PROVIDED RECORDS START

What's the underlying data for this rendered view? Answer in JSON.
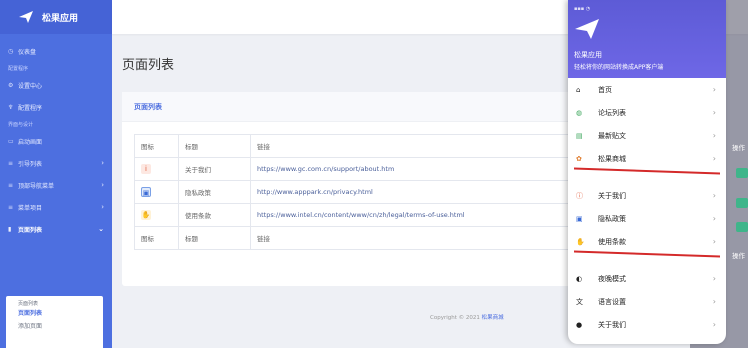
{
  "sidebar": {
    "brand": "松果应用",
    "items": [
      {
        "type": "item",
        "label": "仪表盘",
        "icon": "dashboard-icon"
      },
      {
        "type": "section",
        "label": "配置程序"
      },
      {
        "type": "item",
        "label": "设置中心",
        "icon": "settings-icon"
      },
      {
        "type": "item",
        "label": "配置程序",
        "icon": "config-icon"
      },
      {
        "type": "section",
        "label": "界面与设计"
      },
      {
        "type": "item",
        "label": "启动画面",
        "icon": "image-icon"
      },
      {
        "type": "item",
        "label": "引导列表",
        "icon": "list-icon",
        "arrow": true
      },
      {
        "type": "item",
        "label": "顶部导航菜单",
        "icon": "menu-icon",
        "arrow": true
      },
      {
        "type": "item",
        "label": "菜单项目",
        "icon": "menu-icon",
        "arrow": true
      },
      {
        "type": "item",
        "label": "页面列表",
        "icon": "page-icon",
        "arrow": true,
        "active": true
      }
    ],
    "submenu": [
      "页面列表",
      "页面列表",
      "添加页面"
    ]
  },
  "main": {
    "title": "页面列表",
    "card_title": "页面列表",
    "table": {
      "headers": [
        "图标",
        "标题",
        "链接"
      ],
      "rows": [
        {
          "icon": "info-icon",
          "title": "关于我们",
          "link": "https://www.gc.com.cn/support/about.htm"
        },
        {
          "icon": "privacy-icon",
          "title": "隐私政策",
          "link": "http://www.apppark.cn/privacy.html"
        },
        {
          "icon": "terms-icon",
          "title": "使用条款",
          "link": "https://www.intel.cn/content/www/cn/zh/legal/terms-of-use.html"
        }
      ],
      "footer": [
        "图标",
        "标题",
        "链接"
      ]
    },
    "copyright": "Copyright © 2021",
    "copyright_brand": "松果商城"
  },
  "phone": {
    "title": "松果应用",
    "subtitle": "轻松将你的网站转换成APP客户端",
    "menu1": [
      {
        "label": "首页",
        "icon": "home-icon"
      },
      {
        "label": "论坛列表",
        "icon": "forum-icon"
      },
      {
        "label": "最新贴文",
        "icon": "post-icon"
      },
      {
        "label": "松果商城",
        "icon": "shop-icon"
      }
    ],
    "menu2": [
      {
        "label": "关于我们",
        "icon": "info-icon"
      },
      {
        "label": "隐私政策",
        "icon": "privacy-icon"
      },
      {
        "label": "使用条款",
        "icon": "terms-icon"
      }
    ],
    "menu3": [
      {
        "label": "夜晚模式",
        "icon": "night-icon"
      },
      {
        "label": "语言设置",
        "icon": "language-icon"
      },
      {
        "label": "关于我们",
        "icon": "info-icon"
      }
    ]
  },
  "right": {
    "ops": "操作",
    "ops2": "操作"
  },
  "colors": {
    "accent": "#4d6fe0",
    "phone_header": "#6563df",
    "divider": "#d42a2a"
  }
}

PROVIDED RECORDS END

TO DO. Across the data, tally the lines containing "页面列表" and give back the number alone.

EXPECTED OUTPUT. 5